The Planning Commission meets at 7:00 p.m. on the second and fourth Tuesday of each month to evaluate development proposals and submit recommendations to the City Council regarding land use matters in Tustin. The commissioners selected will serve until March 1, 2015 or until the respective successor is appointed and qualified. Compensation is $150.00 per regular meeting attended. The term of office is two years. Applicants must reside in and be registered to vote within the Tustin City limits.
The Community Services Commission meets at 6:00 p.m. on the third Wednesday of each month and serves as an advisory body to the City Council on recreation, parks, park design, facilities and programs in Tustin. The commissioners selected will serve until March 1, 2015 or until the respective successor is appointed and qualified. Compensation is $100.00 per regular meeting attended. The term of office is two years. Applicants are required to be residents of the City of Tustin and registered to vote.

How to Apply
Commission applications are available from the City of Tustin, City Clerk’s Office, 300 Centennial Way, Tustin, CA 92780, by calling (714) 573-3026, or visiting the City’s website at
Completed applications must be returned to the City Clerk’s office no later than 5:30 p.m. on Thursday, February 28, 2013. For more information please contact Erica Rabe, City Clerk Services Supervisor, at (714) 573-3026 or email at

We know who we would like to see apply for the Planning Commission.

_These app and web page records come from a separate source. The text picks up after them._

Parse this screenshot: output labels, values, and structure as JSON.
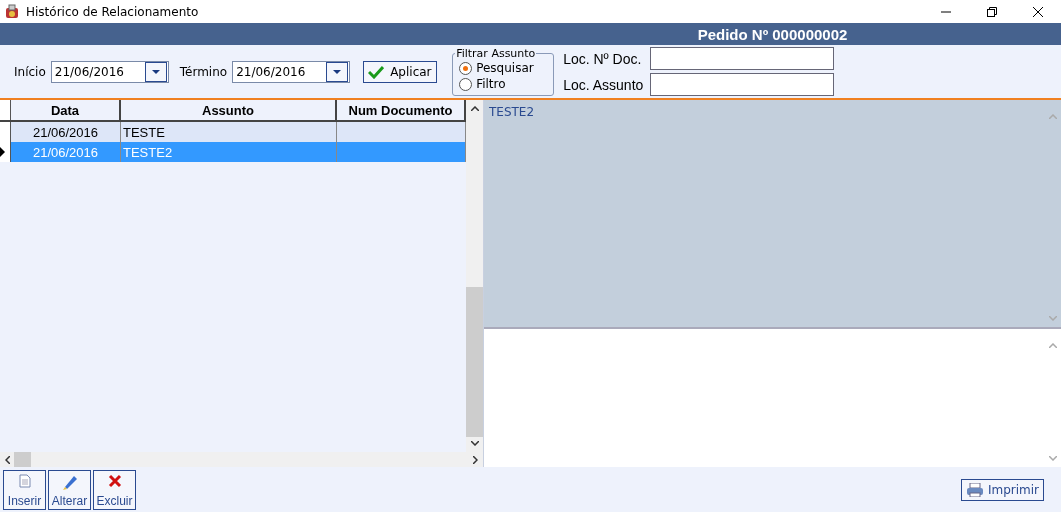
{
  "window": {
    "title": "Histórico de Relacionamento"
  },
  "header": {
    "title": "Pedido Nº 000000002"
  },
  "filters": {
    "start_label": "Início",
    "start_value": "21/06/2016",
    "end_label": "Término",
    "end_value": "21/06/2016",
    "apply_button": "Aplicar"
  },
  "subject_filter": {
    "legend": "Filtrar Assunto",
    "options": [
      {
        "label": "Pesquisar",
        "selected": true
      },
      {
        "label": "Filtro",
        "selected": false
      }
    ]
  },
  "search_fields": [
    {
      "label": "Loc. Nº Doc."
    },
    {
      "label": "Loc. Assunto"
    }
  ],
  "table": {
    "columns": [
      "Data",
      "Assunto",
      "Num Documento"
    ],
    "rows": [
      {
        "cells": [
          "21/06/2016",
          "TESTE",
          ""
        ],
        "selected": false
      },
      {
        "cells": [
          "21/06/2016",
          "TESTE2",
          ""
        ],
        "selected": true
      }
    ]
  },
  "detail_text": "TESTE2",
  "buttons": [
    "Inserir",
    "Alterar",
    "Excluir"
  ],
  "print_button": "Imprimir"
}
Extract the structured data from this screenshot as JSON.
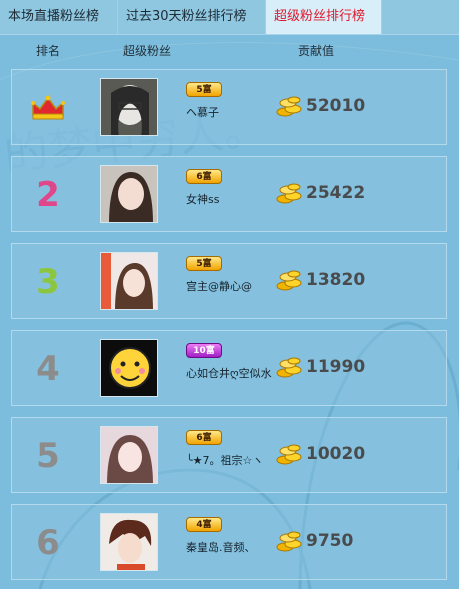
{
  "tabs": [
    {
      "label": "本场直播粉丝榜",
      "active": false
    },
    {
      "label": "过去30天粉丝排行榜",
      "active": false
    },
    {
      "label": "超级粉丝排行榜",
      "active": true
    }
  ],
  "columns": {
    "rank": "排名",
    "fan": "超级粉丝",
    "contribution": "贡献值"
  },
  "watermark": "的梦中穷人。",
  "rows": [
    {
      "rank": "1",
      "level": "5富",
      "name": "ヘ慕子",
      "value": "52010",
      "rank_color": "#c8102e"
    },
    {
      "rank": "2",
      "level": "6富",
      "name": "女神ss",
      "value": "25422",
      "rank_color": "#e0478a"
    },
    {
      "rank": "3",
      "level": "5富",
      "name": "宫主@静心@",
      "value": "13820",
      "rank_color": "#8cc63f"
    },
    {
      "rank": "4",
      "level": "10富",
      "name": "心如仓井ღ空似水",
      "value": "11990",
      "rank_color": "#8c8c8c"
    },
    {
      "rank": "5",
      "level": "6富",
      "name": "╰★7。祖宗☆ヽ",
      "value": "10020",
      "rank_color": "#8c8c8c"
    },
    {
      "rank": "6",
      "level": "4富",
      "name": "秦皇岛.音频、",
      "value": "9750",
      "rank_color": "#8c8c8c"
    }
  ]
}
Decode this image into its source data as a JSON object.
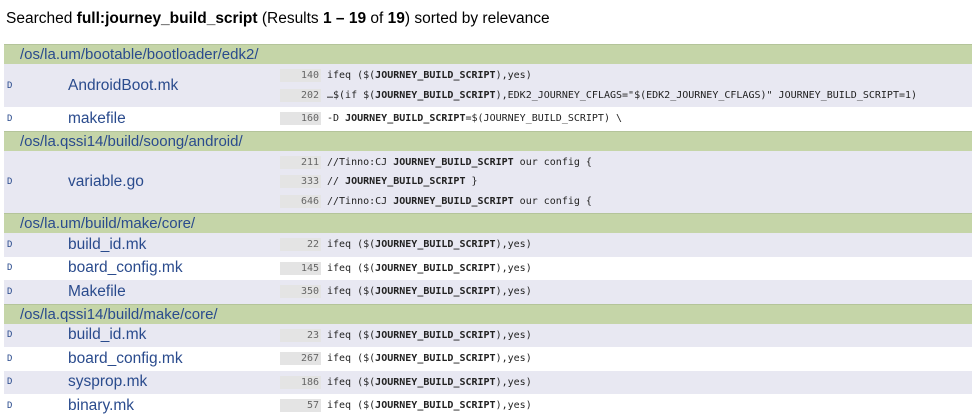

They continue to resist (your eyes are getting sleepy…) and, although this is a new city council, it still is not hard to see why folks aren’t beating down the door to apply for these positions.  A call to the City Clerk’s office revealed that, so far, only three applicants have filed for the Planning Commision and only one application for the Community Services Commission has been received.

Applications close at the close of business on February 28, 2013. Either of these commissions is a must for anyone planning to run for city council in the future. So, if you have political aspirations, this is a good starting point.